After announcing its opening dates a few weeks ago, the Atlanta Jewish Film Festival will go completely virtual due to the recent rise in COVID-19 cases.

The 22nd annual festival was originally slated to take place both in-person and online, with screenings at the Plaza Theatre, Landmark’s Midtown Art Cinema. the Sandy Springs Performing Arts Center, and online in the festival’s virtual cinema. However, in light of rising COVID-19 cases and the Omicron variant, the festival will be completely virtual.

“We’ve spent the better part of this past year planning for and fully expecting a return to theaters for our 22nd edition,” said AJFF Executive Director Kenny Blank in an emailed statement. “But we recognize the evolving circumstances of the pandemic, and our first obligation is to community safety. Fortunately, we are well positioned to offer audiences the full festival experience from the comfort of home.”

According to the Georgia Department of Public Health, as of Jan. 19, there have been 203,982 new COVID-19 cases in the state over the past two weeks.

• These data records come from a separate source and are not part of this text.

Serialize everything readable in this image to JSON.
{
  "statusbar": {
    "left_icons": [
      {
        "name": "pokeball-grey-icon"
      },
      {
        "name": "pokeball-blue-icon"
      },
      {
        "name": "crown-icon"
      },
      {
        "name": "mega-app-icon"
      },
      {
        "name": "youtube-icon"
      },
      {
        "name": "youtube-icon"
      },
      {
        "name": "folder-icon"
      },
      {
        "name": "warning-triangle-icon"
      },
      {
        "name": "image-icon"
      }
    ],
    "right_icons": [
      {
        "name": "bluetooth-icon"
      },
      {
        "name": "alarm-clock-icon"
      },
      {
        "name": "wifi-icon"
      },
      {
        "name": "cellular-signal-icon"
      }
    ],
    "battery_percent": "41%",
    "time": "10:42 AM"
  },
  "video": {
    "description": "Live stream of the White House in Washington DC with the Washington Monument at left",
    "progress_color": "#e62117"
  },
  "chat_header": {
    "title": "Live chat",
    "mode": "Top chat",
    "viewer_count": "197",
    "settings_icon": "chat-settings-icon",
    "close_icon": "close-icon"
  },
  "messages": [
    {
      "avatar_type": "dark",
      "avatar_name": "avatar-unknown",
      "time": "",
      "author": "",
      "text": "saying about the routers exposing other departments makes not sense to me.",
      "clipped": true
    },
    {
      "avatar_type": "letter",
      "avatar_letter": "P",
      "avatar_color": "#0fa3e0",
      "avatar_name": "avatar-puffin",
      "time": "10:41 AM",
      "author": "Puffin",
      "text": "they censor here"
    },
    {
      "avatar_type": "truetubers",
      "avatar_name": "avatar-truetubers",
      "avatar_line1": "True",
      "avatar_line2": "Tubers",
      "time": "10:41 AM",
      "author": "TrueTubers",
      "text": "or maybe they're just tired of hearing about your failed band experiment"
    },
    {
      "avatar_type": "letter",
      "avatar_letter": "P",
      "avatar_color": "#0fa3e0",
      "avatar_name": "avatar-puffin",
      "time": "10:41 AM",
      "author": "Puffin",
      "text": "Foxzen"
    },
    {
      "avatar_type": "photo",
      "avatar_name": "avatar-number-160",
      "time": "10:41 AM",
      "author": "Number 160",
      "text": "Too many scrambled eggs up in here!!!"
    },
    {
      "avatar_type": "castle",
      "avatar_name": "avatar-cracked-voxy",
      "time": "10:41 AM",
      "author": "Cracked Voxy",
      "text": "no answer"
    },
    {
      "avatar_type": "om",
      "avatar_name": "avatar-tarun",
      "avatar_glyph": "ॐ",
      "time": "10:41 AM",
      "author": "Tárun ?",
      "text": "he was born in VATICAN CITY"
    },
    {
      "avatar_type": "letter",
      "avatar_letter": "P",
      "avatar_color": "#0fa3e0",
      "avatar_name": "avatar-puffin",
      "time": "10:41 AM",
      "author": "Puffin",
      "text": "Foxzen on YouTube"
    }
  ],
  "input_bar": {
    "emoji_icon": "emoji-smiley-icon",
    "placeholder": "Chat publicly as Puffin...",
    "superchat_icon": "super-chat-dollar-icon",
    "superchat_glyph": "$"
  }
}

DeKalb County has had 11,516 new cases in the past two weeks, and Fulton County has had 17,434. As of Jan. 20, the Centers for Disease Control and Prevention lists DeKalb and Fulton counties as areas of high COVID-19 transmission. 

The festival will still take place from Feb. 16-27, offering over 50 films from 18 countries. Some feature films set to play at the festival are “The Survivor,” starring Danny DeVito, Peter Sarsgaard, and Vicky Krieps, and a documentary called “Women of Valor.”

The festival will also still continue its new shorts program, and release a new short film on every Wednesday leading up to the festival. All the shorts will be available to watch on the festival’s website. Some of the short films featured in the festival will be “Meadow” from director Klil Kovesh, “My Kippah” from director  Ilan Rosenfeld, and “Sophie and Jacob” from director Max Shoham.

“We join our fellow movie lovers in longing for the day we can be back in front of the big screen,” Blank said in an email. “Until then, we feel privileged to share the gift of cinematic stories with festival goers in our Virtual Cinema, where they can choose their passion, pursue and journey through this year’s extraordinary film lineup.”

Tickets go on sale on Feb. 9 online. More information about how to stream films can be found on the festival’s website. Reporter Newspapers/Atlanta Intown is a media partner for the Atlanta Jewish Film Festival.

Update: this article has been updated with festival line-up changes. More than 50 films representing 18 countries will play in the festival. “An American Hippie in Israel” is no longer playing. A spokesperson for AJFF also sent a correction for Kenny Blank’s quote.

Sammie Purcell is Associate Editor at Rough Draft Atlanta.